Exercise requirements >> Each record below should be printed exactly as it was written.

---

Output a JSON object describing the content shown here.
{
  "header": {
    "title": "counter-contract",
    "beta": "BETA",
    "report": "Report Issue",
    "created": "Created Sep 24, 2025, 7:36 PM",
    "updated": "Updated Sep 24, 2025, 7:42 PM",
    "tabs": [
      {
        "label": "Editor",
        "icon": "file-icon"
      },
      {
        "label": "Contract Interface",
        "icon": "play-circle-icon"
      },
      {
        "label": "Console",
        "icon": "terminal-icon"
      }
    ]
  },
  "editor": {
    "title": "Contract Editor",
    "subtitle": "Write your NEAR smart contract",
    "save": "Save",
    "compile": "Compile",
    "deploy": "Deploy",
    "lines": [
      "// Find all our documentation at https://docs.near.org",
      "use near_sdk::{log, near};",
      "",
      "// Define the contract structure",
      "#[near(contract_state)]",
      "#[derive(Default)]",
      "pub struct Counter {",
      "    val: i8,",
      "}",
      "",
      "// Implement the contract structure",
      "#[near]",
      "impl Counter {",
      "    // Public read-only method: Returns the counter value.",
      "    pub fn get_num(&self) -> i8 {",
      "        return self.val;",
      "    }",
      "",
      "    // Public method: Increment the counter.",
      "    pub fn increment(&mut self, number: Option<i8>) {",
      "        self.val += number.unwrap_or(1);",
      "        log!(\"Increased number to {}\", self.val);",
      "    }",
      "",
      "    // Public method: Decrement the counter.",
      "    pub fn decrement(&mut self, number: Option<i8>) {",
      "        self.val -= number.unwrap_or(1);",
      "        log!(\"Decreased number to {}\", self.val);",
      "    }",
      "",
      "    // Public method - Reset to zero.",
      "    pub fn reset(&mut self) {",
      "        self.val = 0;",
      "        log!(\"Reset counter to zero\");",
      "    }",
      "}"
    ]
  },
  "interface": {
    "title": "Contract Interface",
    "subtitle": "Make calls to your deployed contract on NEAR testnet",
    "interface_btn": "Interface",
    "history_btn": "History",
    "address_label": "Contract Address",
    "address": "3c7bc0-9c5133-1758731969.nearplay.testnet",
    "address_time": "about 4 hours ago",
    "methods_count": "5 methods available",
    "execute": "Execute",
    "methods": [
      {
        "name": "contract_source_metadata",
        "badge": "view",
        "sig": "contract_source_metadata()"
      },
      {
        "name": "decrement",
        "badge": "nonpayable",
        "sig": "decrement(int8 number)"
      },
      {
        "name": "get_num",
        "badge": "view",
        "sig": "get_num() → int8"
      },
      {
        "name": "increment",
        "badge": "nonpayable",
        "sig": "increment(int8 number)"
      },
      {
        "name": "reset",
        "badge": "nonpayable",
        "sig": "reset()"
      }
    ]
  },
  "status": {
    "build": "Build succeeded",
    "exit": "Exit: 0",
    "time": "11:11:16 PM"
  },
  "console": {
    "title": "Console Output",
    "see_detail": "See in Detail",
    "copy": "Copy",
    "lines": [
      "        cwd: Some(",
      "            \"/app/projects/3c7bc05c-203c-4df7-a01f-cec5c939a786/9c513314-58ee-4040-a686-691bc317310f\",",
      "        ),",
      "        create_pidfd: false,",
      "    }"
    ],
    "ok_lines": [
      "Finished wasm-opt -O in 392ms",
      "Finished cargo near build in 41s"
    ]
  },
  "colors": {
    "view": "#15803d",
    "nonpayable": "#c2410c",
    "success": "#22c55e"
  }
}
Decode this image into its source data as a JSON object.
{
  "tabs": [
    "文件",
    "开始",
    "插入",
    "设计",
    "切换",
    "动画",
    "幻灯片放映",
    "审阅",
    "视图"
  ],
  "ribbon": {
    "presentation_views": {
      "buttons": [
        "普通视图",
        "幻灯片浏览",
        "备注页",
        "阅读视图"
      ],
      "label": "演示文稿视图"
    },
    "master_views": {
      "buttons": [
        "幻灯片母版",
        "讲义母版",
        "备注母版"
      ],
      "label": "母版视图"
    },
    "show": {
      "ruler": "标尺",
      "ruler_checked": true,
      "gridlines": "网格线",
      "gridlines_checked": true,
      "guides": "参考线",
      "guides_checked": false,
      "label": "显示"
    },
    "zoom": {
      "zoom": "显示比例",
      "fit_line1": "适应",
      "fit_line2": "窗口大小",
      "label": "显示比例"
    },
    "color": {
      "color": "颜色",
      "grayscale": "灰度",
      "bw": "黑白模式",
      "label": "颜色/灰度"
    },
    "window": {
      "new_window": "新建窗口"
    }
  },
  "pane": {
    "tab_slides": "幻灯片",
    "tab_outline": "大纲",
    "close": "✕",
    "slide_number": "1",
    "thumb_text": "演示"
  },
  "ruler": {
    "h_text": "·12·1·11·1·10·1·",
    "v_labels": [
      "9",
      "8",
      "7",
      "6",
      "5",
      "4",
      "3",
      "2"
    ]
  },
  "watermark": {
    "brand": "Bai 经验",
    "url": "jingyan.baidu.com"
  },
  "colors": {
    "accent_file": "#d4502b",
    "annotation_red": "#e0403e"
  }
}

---

Solved exercise >>
Output a JSON object describing the content shown here.
{
  "header": {
    "title": "counter-contract",
    "beta": "BETA",
    "report": "Report Issue",
    "created": "Created Sep 24, 2025, 7:36 PM",
    "updated": "Updated Sep 24, 2025, 7:42 PM",
    "tabs": [
      {
        "label": "Editor",
        "icon": "file-icon"
      },
      {
        "label": "Contract Interface",
        "icon": "play-circle-icon"
      },
      {
        "label": "Console",
        "icon": "terminal-icon"
      }
    ]
  },
  "editor": {
    "title": "Contract Editor",
    "subtitle": "Write your NEAR smart contract",
    "save": "Save",
    "compile": "Compile",
    "deploy": "Deploy",
    "lines": [
      "// Find all our documentation at https://docs.near.org",
      "use near_sdk::{log, near};",
      "",
      "// Define the contract structure",
      "#[near(contract_state)]",
      "#[derive(Default)]",
      "pub struct Counter {",
      "    val: i8,",
      "}",
      "",
      "// Implement the contract structure",
      "#[near]",
      "impl Counter {",
      "    // Public read-only method: Returns the counter value.",
      "    pub fn get_num(&self) -> i8 {",
      "        return self.val;",
      "    }",
      "",
      "    // Public method: Increment the counter.",
      "    pub fn increment(&mut self, number: Option<i8>) {",
      "        self.val += number.unwrap_or(1);",
      "        log!(\"Increased number to {}\", self.val);",
      "    }",
      "",
      "    // Public method: Decrement the counter.",
      "    pub fn decrement(&mut self, number: Option<i8>) {",
      "        self.val -= number.unwrap_or(1);",
      "        log!(\"Decreased number to {}\", self.val);",
      "    }",
      "",
      "    // Public method - Reset to zero.",
      "    pub fn reset(&mut self) {",
      "        self.val = 0;",
      "        log!(\"Reset counter to zero\");",
      "    }",
      "}"
    ]
  },
  "interface": {
    "title": "Contract Interface",
    "subtitle": "Make calls to your deployed contract on NEAR testnet",
    "interface_btn": "Interface",
    "history_btn": "History",
    "address_label": "Contract Address",
    "address": "3c7bc0-9c5133-1758731969.nearplay.testnet",
    "address_time": "about 4 hours ago",
    "methods_count": "5 methods available",
    "execute": "Execute",
    "methods": [
      {
        "name": "contract_source_metadata",
        "badge": "view",
        "sig": "contract_source_metadata()"
      },
      {
        "name": "decrement",
        "badge": "nonpayable",
        "sig": "decrement(int8 number)"
      },
      {
        "name": "get_num",
        "badge": "view",
        "sig": "get_num() → int8"
      },
      {
        "name": "increment",
        "badge": "nonpayable",
        "sig": "increment(int8 number)"
      },
      {
        "name": "reset",
        "badge": "nonpayable",
        "sig": "reset()"
      }
    ]
  },
  "status": {
    "build": "Build succeeded",
    "exit": "Exit: 0",
    "time": "11:11:16 PM"
  },
  "console": {
    "title": "Console Output",
    "see_detail": "See in Detail",
    "copy": "Copy",
    "lines": [
      "        cwd: Some(",
      "            \"/app/projects/3c7bc05c-203c-4df7-a01f-cec5c939a786/9c513314-58ee-4040-a686-691bc317310f\",",
      "        ),",
      "        create_pidfd: false,",
      "    }"
    ],
    "ok_lines": [
      "Finished wasm-opt -O in 392ms",
      "Finished cargo near build in 41s"
    ]
  },
  "colors": {
    "view": "#15803d",
    "nonpayable": "#c2410c",
    "success": "#22c55e"
  }
}
Decode this image into its source data as a JSON object.
{
  "tabs": [
    "文件",
    "开始",
    "插入",
    "设计",
    "切换",
    "动画",
    "幻灯片放映",
    "审阅",
    "视图"
  ],
  "ribbon": {
    "presentation_views": {
      "buttons": [
        "普通视图",
        "幻灯片浏览",
        "备注页",
        "阅读视图"
      ],
      "label": "演示文稿视图"
    },
    "master_views": {
      "buttons": [
        "幻灯片母版",
        "讲义母版",
        "备注母版"
      ],
      "label": "母版视图"
    },
    "show": {
      "ruler": "标尺",
      "ruler_checked": true,
      "gridlines": "网格线",
      "gridlines_checked": true,
      "guides": "参考线",
      "guides_checked": false,
      "label": "显示"
    },
    "zoom": {
      "zoom": "显示比例",
      "fit_line1": "适应",
      "fit_line2": "窗口大小",
      "label": "显示比例"
    },
    "color": {
      "color": "颜色",
      "grayscale": "灰度",
      "bw": "黑白模式",
      "label": "颜色/灰度"
    },
    "window": {
      "new_window": "新建窗口"
    }
  },
  "pane": {
    "tab_slides": "幻灯片",
    "tab_outline": "大纲",
    "close": "✕",
    "slide_number": "1",
    "thumb_text": "演示"
  },
  "ruler": {
    "h_text": "·12·1·11·1·10·1·",
    "v_labels": [
      "9",
      "8",
      "7",
      "6",
      "5",
      "4",
      "3",
      "2"
    ]
  },
  "watermark": {
    "brand": "Bai 经验",
    "url": "jingyan.baidu.com"
  },
  "colors": {
    "accent_file": "#d4502b",
    "annotation_red": "#e0403e"
  }
}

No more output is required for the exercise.